• **TASK BRIEF**: From the entries provided below, copy each line that contains the word "handle".

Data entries
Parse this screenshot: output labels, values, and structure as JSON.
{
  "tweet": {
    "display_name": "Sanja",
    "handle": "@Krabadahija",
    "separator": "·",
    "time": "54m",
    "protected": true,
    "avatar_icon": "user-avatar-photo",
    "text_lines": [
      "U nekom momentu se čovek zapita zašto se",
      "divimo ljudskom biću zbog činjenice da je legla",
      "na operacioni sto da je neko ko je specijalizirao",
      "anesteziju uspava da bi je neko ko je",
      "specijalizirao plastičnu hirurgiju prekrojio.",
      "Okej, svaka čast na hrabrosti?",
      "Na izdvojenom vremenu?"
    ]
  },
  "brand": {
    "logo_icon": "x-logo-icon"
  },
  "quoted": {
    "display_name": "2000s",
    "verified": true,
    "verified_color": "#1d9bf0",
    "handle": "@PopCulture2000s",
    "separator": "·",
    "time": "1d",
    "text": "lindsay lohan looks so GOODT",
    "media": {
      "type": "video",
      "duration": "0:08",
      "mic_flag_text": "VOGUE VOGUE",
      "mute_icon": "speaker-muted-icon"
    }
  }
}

• **WRITTEN RESPONSE**:
    "handle": "@Krabadahija",
    "handle": "@PopCulture2000s",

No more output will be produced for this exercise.